--- Assignment ---
Each entry below is to be duplicated precisely.

Material shown Start Marker

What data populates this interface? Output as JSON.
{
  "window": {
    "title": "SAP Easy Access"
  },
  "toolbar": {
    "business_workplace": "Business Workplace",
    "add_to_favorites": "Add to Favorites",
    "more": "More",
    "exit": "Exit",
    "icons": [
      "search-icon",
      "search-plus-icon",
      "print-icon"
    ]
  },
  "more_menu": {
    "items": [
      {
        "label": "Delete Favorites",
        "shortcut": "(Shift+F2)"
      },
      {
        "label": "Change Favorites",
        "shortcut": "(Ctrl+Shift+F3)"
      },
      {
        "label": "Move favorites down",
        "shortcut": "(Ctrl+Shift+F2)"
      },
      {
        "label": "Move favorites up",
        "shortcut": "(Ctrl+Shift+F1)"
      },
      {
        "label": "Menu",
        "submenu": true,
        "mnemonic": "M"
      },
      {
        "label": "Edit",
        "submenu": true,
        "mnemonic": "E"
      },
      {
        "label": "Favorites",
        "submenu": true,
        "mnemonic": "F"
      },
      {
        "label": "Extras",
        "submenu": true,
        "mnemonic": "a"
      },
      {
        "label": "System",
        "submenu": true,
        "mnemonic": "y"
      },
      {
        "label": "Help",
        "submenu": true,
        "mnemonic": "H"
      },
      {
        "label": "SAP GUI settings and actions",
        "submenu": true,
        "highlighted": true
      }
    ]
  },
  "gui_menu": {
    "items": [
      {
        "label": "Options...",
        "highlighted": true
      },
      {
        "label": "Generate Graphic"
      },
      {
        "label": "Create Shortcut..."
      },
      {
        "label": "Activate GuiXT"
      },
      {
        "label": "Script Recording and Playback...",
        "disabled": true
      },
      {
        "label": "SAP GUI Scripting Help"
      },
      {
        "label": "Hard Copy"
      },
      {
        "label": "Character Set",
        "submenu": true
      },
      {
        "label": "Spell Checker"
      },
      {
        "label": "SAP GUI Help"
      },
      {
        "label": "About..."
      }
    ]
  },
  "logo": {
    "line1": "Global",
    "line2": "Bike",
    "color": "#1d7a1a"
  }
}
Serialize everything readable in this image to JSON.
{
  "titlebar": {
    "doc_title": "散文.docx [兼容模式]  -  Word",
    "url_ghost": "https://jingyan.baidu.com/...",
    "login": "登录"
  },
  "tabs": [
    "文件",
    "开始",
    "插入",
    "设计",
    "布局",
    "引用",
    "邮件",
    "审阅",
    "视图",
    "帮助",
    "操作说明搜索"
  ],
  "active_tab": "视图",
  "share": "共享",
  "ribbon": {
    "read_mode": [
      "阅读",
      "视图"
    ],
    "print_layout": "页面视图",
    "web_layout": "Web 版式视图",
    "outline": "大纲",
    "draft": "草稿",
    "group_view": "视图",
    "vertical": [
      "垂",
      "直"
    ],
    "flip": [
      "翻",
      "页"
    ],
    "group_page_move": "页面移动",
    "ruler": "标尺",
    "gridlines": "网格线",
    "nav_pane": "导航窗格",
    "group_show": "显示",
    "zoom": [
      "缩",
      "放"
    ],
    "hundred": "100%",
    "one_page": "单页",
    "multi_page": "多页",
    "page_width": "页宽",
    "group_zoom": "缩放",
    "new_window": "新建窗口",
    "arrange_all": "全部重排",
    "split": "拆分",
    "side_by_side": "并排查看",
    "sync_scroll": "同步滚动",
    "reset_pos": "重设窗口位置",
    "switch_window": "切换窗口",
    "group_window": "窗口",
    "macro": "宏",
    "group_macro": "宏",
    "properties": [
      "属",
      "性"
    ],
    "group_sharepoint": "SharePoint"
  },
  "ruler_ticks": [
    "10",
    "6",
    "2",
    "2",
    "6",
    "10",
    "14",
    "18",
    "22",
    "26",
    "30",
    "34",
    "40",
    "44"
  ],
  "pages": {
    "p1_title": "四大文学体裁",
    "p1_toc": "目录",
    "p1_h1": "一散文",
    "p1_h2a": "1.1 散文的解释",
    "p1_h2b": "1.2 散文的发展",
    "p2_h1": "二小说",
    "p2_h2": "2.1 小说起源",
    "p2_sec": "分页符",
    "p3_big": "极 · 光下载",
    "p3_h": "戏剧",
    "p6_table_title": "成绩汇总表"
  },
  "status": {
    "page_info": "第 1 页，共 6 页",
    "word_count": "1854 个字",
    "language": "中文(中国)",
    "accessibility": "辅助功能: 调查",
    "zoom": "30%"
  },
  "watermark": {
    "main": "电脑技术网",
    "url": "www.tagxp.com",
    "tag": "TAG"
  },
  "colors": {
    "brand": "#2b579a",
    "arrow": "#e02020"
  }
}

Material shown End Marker

--- Response to this exercise ---
What data populates this interface? Output as JSON.
{
  "window": {
    "title": "SAP Easy Access"
  },
  "toolbar": {
    "business_workplace": "Business Workplace",
    "add_to_favorites": "Add to Favorites",
    "more": "More",
    "exit": "Exit",
    "icons": [
      "search-icon",
      "search-plus-icon",
      "print-icon"
    ]
  },
  "more_menu": {
    "items": [
      {
        "label": "Delete Favorites",
        "shortcut": "(Shift+F2)"
      },
      {
        "label": "Change Favorites",
        "shortcut": "(Ctrl+Shift+F3)"
      },
      {
        "label": "Move favorites down",
        "shortcut": "(Ctrl+Shift+F2)"
      },
      {
        "label": "Move favorites up",
        "shortcut": "(Ctrl+Shift+F1)"
      },
      {
        "label": "Menu",
        "submenu": true,
        "mnemonic": "M"
      },
      {
        "label": "Edit",
        "submenu": true,
        "mnemonic": "E"
      },
      {
        "label": "Favorites",
        "submenu": true,
        "mnemonic": "F"
      },
      {
        "label": "Extras",
        "submenu": true,
        "mnemonic": "a"
      },
      {
        "label": "System",
        "submenu": true,
        "mnemonic": "y"
      },
      {
        "label": "Help",
        "submenu": true,
        "mnemonic": "H"
      },
      {
        "label": "SAP GUI settings and actions",
        "submenu": true,
        "highlighted": true
      }
    ]
  },
  "gui_menu": {
    "items": [
      {
        "label": "Options...",
        "highlighted": true
      },
      {
        "label": "Generate Graphic"
      },
      {
        "label": "Create Shortcut..."
      },
      {
        "label": "Activate GuiXT"
      },
      {
        "label": "Script Recording and Playback...",
        "disabled": true
      },
      {
        "label": "SAP GUI Scripting Help"
      },
      {
        "label": "Hard Copy"
      },
      {
        "label": "Character Set",
        "submenu": true
      },
      {
        "label": "Spell Checker"
      },
      {
        "label": "SAP GUI Help"
      },
      {
        "label": "About..."
      }
    ]
  },
  "logo": {
    "line1": "Global",
    "line2": "Bike",
    "color": "#1d7a1a"
  }
}
Serialize everything readable in this image to JSON.
{
  "titlebar": {
    "doc_title": "散文.docx [兼容模式]  -  Word",
    "url_ghost": "https://jingyan.baidu.com/...",
    "login": "登录"
  },
  "tabs": [
    "文件",
    "开始",
    "插入",
    "设计",
    "布局",
    "引用",
    "邮件",
    "审阅",
    "视图",
    "帮助",
    "操作说明搜索"
  ],
  "active_tab": "视图",
  "share": "共享",
  "ribbon": {
    "read_mode": [
      "阅读",
      "视图"
    ],
    "print_layout": "页面视图",
    "web_layout": "Web 版式视图",
    "outline": "大纲",
    "draft": "草稿",
    "group_view": "视图",
    "vertical": [
      "垂",
      "直"
    ],
    "flip": [
      "翻",
      "页"
    ],
    "group_page_move": "页面移动",
    "ruler": "标尺",
    "gridlines": "网格线",
    "nav_pane": "导航窗格",
    "group_show": "显示",
    "zoom": [
      "缩",
      "放"
    ],
    "hundred": "100%",
    "one_page": "单页",
    "multi_page": "多页",
    "page_width": "页宽",
    "group_zoom": "缩放",
    "new_window": "新建窗口",
    "arrange_all": "全部重排",
    "split": "拆分",
    "side_by_side": "并排查看",
    "sync_scroll": "同步滚动",
    "reset_pos": "重设窗口位置",
    "switch_window": "切换窗口",
    "group_window": "窗口",
    "macro": "宏",
    "group_macro": "宏",
    "properties": [
      "属",
      "性"
    ],
    "group_sharepoint": "SharePoint"
  },
  "ruler_ticks": [
    "10",
    "6",
    "2",
    "2",
    "6",
    "10",
    "14",
    "18",
    "22",
    "26",
    "30",
    "34",
    "40",
    "44"
  ],
  "pages": {
    "p1_title": "四大文学体裁",
    "p1_toc": "目录",
    "p1_h1": "一散文",
    "p1_h2a": "1.1 散文的解释",
    "p1_h2b": "1.2 散文的发展",
    "p2_h1": "二小说",
    "p2_h2": "2.1 小说起源",
    "p2_sec": "分页符",
    "p3_big": "极 · 光下载",
    "p3_h": "戏剧",
    "p6_table_title": "成绩汇总表"
  },
  "status": {
    "page_info": "第 1 页，共 6 页",
    "word_count": "1854 个字",
    "language": "中文(中国)",
    "accessibility": "辅助功能: 调查",
    "zoom": "30%"
  },
  "watermark": {
    "main": "电脑技术网",
    "url": "www.tagxp.com",
    "tag": "TAG"
  },
  "colors": {
    "brand": "#2b579a",
    "arrow": "#e02020"
  }
}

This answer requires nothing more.